of text activates the region around that text
mouse-set-region), placing the mark where you started holding
down the mouse button, and point where you release it (see The Mark and the Region).
In addition, the text in the region becomes the primary selection
(see Cut and Paste with Other Window Applications).
If you change the variable
mouse-drag-copy-region to a
nil value, dragging the mouse over a stretch of text also
adds the text to the kill ring. The default is
If this variable is
non-empty, only copy to the kill ring if
the region is non-empty. For instance, if you mouse drag an area that
is less than a half a character, you’d normally get the empty string
in your kill ring, but with
non-empty, this short mouse drag
won’t affect the kill ring.
If you move the mouse off the top or bottom of the window while
dragging, the window scrolls at a steady rate until you move the mouse
back into the window. This way, you can select regions that don’t fit
entirely on the screen. The number of lines scrolled per step depends
on how far away from the window edge the mouse has gone; the variable
mouse-scroll-min-lines specifies a minimum step size.
If you enable the option
dragging files is supported by the window system, then dragging the
mouse on the buffer name portion of the mode line will drag that
buffer’s file to another program or frame.
Clicking with the middle mouse button, mouse-2, moves point to
the position where you clicked and inserts the contents of the primary
mouse-yank-primary). See Cut and Paste with Other Window Applications.
This behavior is consistent with other X applications. Alternatively,
you can rebind mouse-2 to
performs a yank at the position you click.
If you change the variable
mouse-yank-at-point to a
nil value, mouse-2 does not move point; it inserts
the text at point, regardless of where you clicked or even which of
the frame’s windows you clicked on. This variable affects both
Clicking with the right mouse button, mouse-3, runs the
mouse-save-then-kill. This performs several actions
depending on where you click and the status of the region:
mouse-save-then-kill command also obeys the variable
mouse-drag-copy-region (described above). If the value is
nil, then whenever the command sets or adjusts the active
region, the text in the region is also added to the kill ring. If the
latest kill ring entry had been added the same way, that entry is
replaced rather than making a new entry.
Whenever you set the region using any of the mouse commands described above, the mark will be deactivated by any subsequent unshifted cursor motion command, in addition to the usual ways of deactivating the mark. See Shift Selection.
Some mice have a “wheel” which can be used for scrolling. Emacs
supports scrolling windows with the mouse wheel, by default, on most
graphical displays. To toggle this feature, use M-x
mouse-wheel-mode. The variables
mouse-wheel-scroll-amount determine where and by how much
buffers are scrolled. The variable

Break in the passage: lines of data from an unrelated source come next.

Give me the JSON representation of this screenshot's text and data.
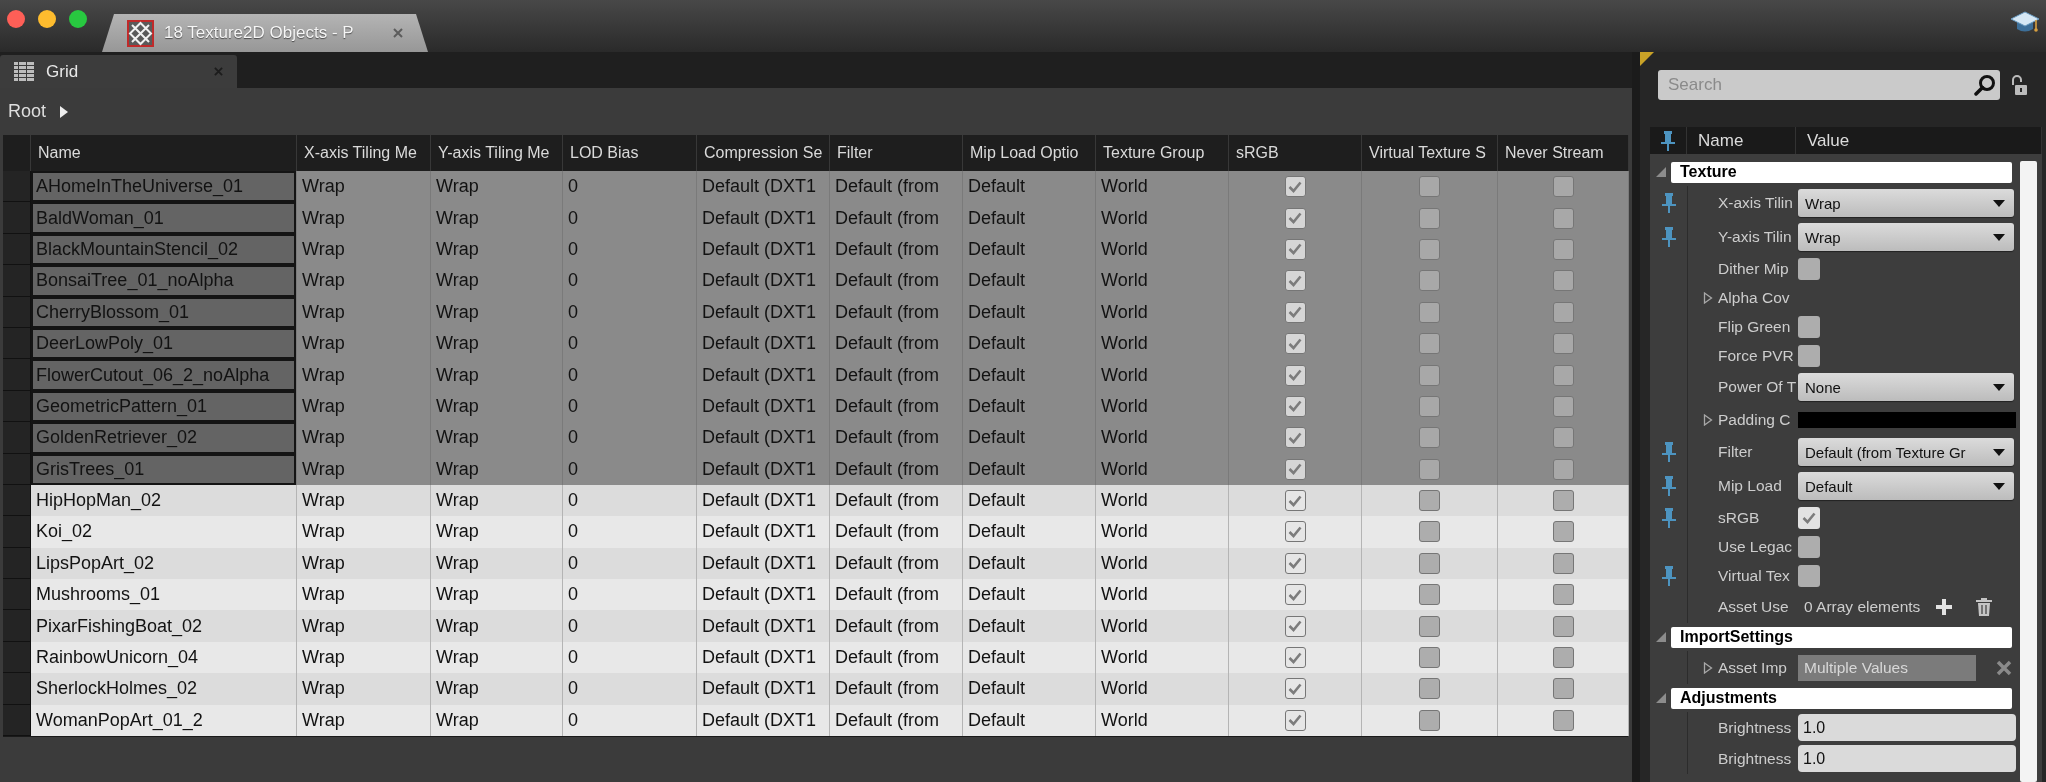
{
  "window": {
    "tabs": [
      {
        "title": "18 Texture2D Objects - P",
        "selected": true
      }
    ]
  },
  "editor": {
    "tabs": [
      {
        "title": "Grid",
        "selected": true
      }
    ],
    "breadcrumb": [
      "Root"
    ],
    "table": {
      "columns": [
        {
          "label": "Name",
          "kind": "text"
        },
        {
          "label": "X-axis Tiling Me",
          "kind": "text"
        },
        {
          "label": "Y-axis Tiling Me",
          "kind": "text"
        },
        {
          "label": "LOD Bias",
          "kind": "text"
        },
        {
          "label": "Compression Se",
          "kind": "text"
        },
        {
          "label": "Filter",
          "kind": "text"
        },
        {
          "label": "Mip Load Optio",
          "kind": "text"
        },
        {
          "label": "Texture Group",
          "kind": "text"
        },
        {
          "label": "sRGB",
          "kind": "checkbox"
        },
        {
          "label": "Virtual Texture S",
          "kind": "checkbox"
        },
        {
          "label": "Never Stream",
          "kind": "checkbox"
        }
      ],
      "rows": [
        {
          "selected": true,
          "values": [
            "AHomeInTheUniverse_01",
            "Wrap",
            "Wrap",
            "0",
            "Default (DXT1",
            "Default (from",
            "Default",
            "World",
            true,
            false,
            false
          ]
        },
        {
          "selected": true,
          "values": [
            "BaldWoman_01",
            "Wrap",
            "Wrap",
            "0",
            "Default (DXT1",
            "Default (from",
            "Default",
            "World",
            true,
            false,
            false
          ]
        },
        {
          "selected": true,
          "values": [
            "BlackMountainStencil_02",
            "Wrap",
            "Wrap",
            "0",
            "Default (DXT1",
            "Default (from",
            "Default",
            "World",
            true,
            false,
            false
          ]
        },
        {
          "selected": true,
          "values": [
            "BonsaiTree_01_noAlpha",
            "Wrap",
            "Wrap",
            "0",
            "Default (DXT1",
            "Default (from",
            "Default",
            "World",
            true,
            false,
            false
          ]
        },
        {
          "selected": true,
          "values": [
            "CherryBlossom_01",
            "Wrap",
            "Wrap",
            "0",
            "Default (DXT1",
            "Default (from",
            "Default",
            "World",
            true,
            false,
            false
          ]
        },
        {
          "selected": true,
          "values": [
            "DeerLowPoly_01",
            "Wrap",
            "Wrap",
            "0",
            "Default (DXT1",
            "Default (from",
            "Default",
            "World",
            true,
            false,
            false
          ]
        },
        {
          "selected": true,
          "values": [
            "FlowerCutout_06_2_noAlpha",
            "Wrap",
            "Wrap",
            "0",
            "Default (DXT1",
            "Default (from",
            "Default",
            "World",
            true,
            false,
            false
          ]
        },
        {
          "selected": true,
          "values": [
            "GeometricPattern_01",
            "Wrap",
            "Wrap",
            "0",
            "Default (DXT1",
            "Default (from",
            "Default",
            "World",
            true,
            false,
            false
          ]
        },
        {
          "selected": true,
          "values": [
            "GoldenRetriever_02",
            "Wrap",
            "Wrap",
            "0",
            "Default (DXT1",
            "Default (from",
            "Default",
            "World",
            true,
            false,
            false
          ]
        },
        {
          "selected": true,
          "values": [
            "GrisTrees_01",
            "Wrap",
            "Wrap",
            "0",
            "Default (DXT1",
            "Default (from",
            "Default",
            "World",
            true,
            false,
            false
          ]
        },
        {
          "selected": false,
          "values": [
            "HipHopMan_02",
            "Wrap",
            "Wrap",
            "0",
            "Default (DXT1",
            "Default (from",
            "Default",
            "World",
            true,
            false,
            false
          ]
        },
        {
          "selected": false,
          "values": [
            "Koi_02",
            "Wrap",
            "Wrap",
            "0",
            "Default (DXT1",
            "Default (from",
            "Default",
            "World",
            true,
            false,
            false
          ]
        },
        {
          "selected": false,
          "values": [
            "LipsPopArt_02",
            "Wrap",
            "Wrap",
            "0",
            "Default (DXT1",
            "Default (from",
            "Default",
            "World",
            true,
            false,
            false
          ]
        },
        {
          "selected": false,
          "values": [
            "Mushrooms_01",
            "Wrap",
            "Wrap",
            "0",
            "Default (DXT1",
            "Default (from",
            "Default",
            "World",
            true,
            false,
            false
          ]
        },
        {
          "selected": false,
          "values": [
            "PixarFishingBoat_02",
            "Wrap",
            "Wrap",
            "0",
            "Default (DXT1",
            "Default (from",
            "Default",
            "World",
            true,
            false,
            false
          ]
        },
        {
          "selected": false,
          "values": [
            "RainbowUnicorn_04",
            "Wrap",
            "Wrap",
            "0",
            "Default (DXT1",
            "Default (from",
            "Default",
            "World",
            true,
            false,
            false
          ]
        },
        {
          "selected": false,
          "values": [
            "SherlockHolmes_02",
            "Wrap",
            "Wrap",
            "0",
            "Default (DXT1",
            "Default (from",
            "Default",
            "World",
            true,
            false,
            false
          ]
        },
        {
          "selected": false,
          "values": [
            "WomanPopArt_01_2",
            "Wrap",
            "Wrap",
            "0",
            "Default (DXT1",
            "Default (from",
            "Default",
            "World",
            true,
            false,
            false
          ]
        }
      ]
    }
  },
  "details": {
    "search": {
      "placeholder": "Search"
    },
    "columns": [
      "Name",
      "Value"
    ],
    "categories": [
      {
        "title": "Texture",
        "expanded": true,
        "properties": [
          {
            "kind": "dropdown",
            "label": "X-axis Tilin",
            "pinned": true,
            "value": "Wrap"
          },
          {
            "kind": "dropdown",
            "label": "Y-axis Tilin",
            "pinned": true,
            "value": "Wrap"
          },
          {
            "kind": "checkbox",
            "label": "Dither Mip",
            "pinned": false,
            "checked": false
          },
          {
            "kind": "group",
            "label": "Alpha Cov",
            "pinned": false,
            "expanded": false
          },
          {
            "kind": "checkbox",
            "label": "Flip Green",
            "pinned": false,
            "checked": false
          },
          {
            "kind": "checkbox",
            "label": "Force PVR",
            "pinned": false,
            "checked": false
          },
          {
            "kind": "dropdown",
            "label": "Power Of T",
            "pinned": false,
            "value": "None"
          },
          {
            "kind": "color",
            "label": "Padding C",
            "pinned": false,
            "expanded": false,
            "color": "#000000"
          },
          {
            "kind": "dropdown",
            "label": "Filter",
            "pinned": true,
            "value": "Default (from Texture Gr"
          },
          {
            "kind": "dropdown",
            "label": "Mip Load",
            "pinned": true,
            "value": "Default"
          },
          {
            "kind": "checkbox",
            "label": "sRGB",
            "pinned": true,
            "checked": true
          },
          {
            "kind": "checkbox",
            "label": "Use Legac",
            "pinned": false,
            "checked": false
          },
          {
            "kind": "checkbox",
            "label": "Virtual Tex",
            "pinned": true,
            "checked": false
          },
          {
            "kind": "array",
            "label": "Asset Use",
            "pinned": false,
            "value": "0 Array elements"
          }
        ]
      },
      {
        "title": "ImportSettings",
        "expanded": true,
        "properties": [
          {
            "kind": "text",
            "label": "Asset Imp",
            "pinned": false,
            "expanded": false,
            "value": "Multiple Values"
          }
        ]
      },
      {
        "title": "Adjustments",
        "expanded": true,
        "properties": [
          {
            "kind": "number",
            "label": "Brightness",
            "pinned": false,
            "value": "1.0"
          },
          {
            "kind": "number",
            "label": "Brightness",
            "pinned": false,
            "value": "1.0"
          }
        ]
      }
    ]
  }
}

mouse-wheel-progressive-speed determines whether the scroll
speed is linked to how fast you move the wheel. This mode also
supports increasing or decreasing the font size, by default bound to
scrolling with the Ctrl modifier. When this mode is enabled,
mouse wheel produces special events like
wheel-down. (Some older systems report them as
mouse-5.) If the mouse has a horizontal scroll wheel, it
wheel-right events as well.
Emacs also supports horizontal scrolling with the Shift
modifier. Typing a numeric prefix arg (e.g., M-5) before
starting horizontal scrolling changes its step value defined
by the user option
If your mouse’s wheel can be tilted, or if your touchpad supports it,
then you can also enable horizontal scrolling by customizing the
mouse-wheel-tilt-scroll to a non-
By default, tilting the mouse wheel scrolls the window’s view
horizontally in the direction of the tilt: e.g., tilting to the right
scrolls the window to the right, so that the text displayed in the
window moves horizontally to the left. If you’d like to reverse the
direction of horizontal scrolling, customize the variable
mouse-wheel-flip-direction to a non-
When the mouse pointer is over an image in Image mode, see Viewing Image Files, scrolling the mouse wheel with the Ctrl modifier scales the image under the mouse pointer, and scrolling the mouse wheel with the Shift modifier scrolls the image horizontally.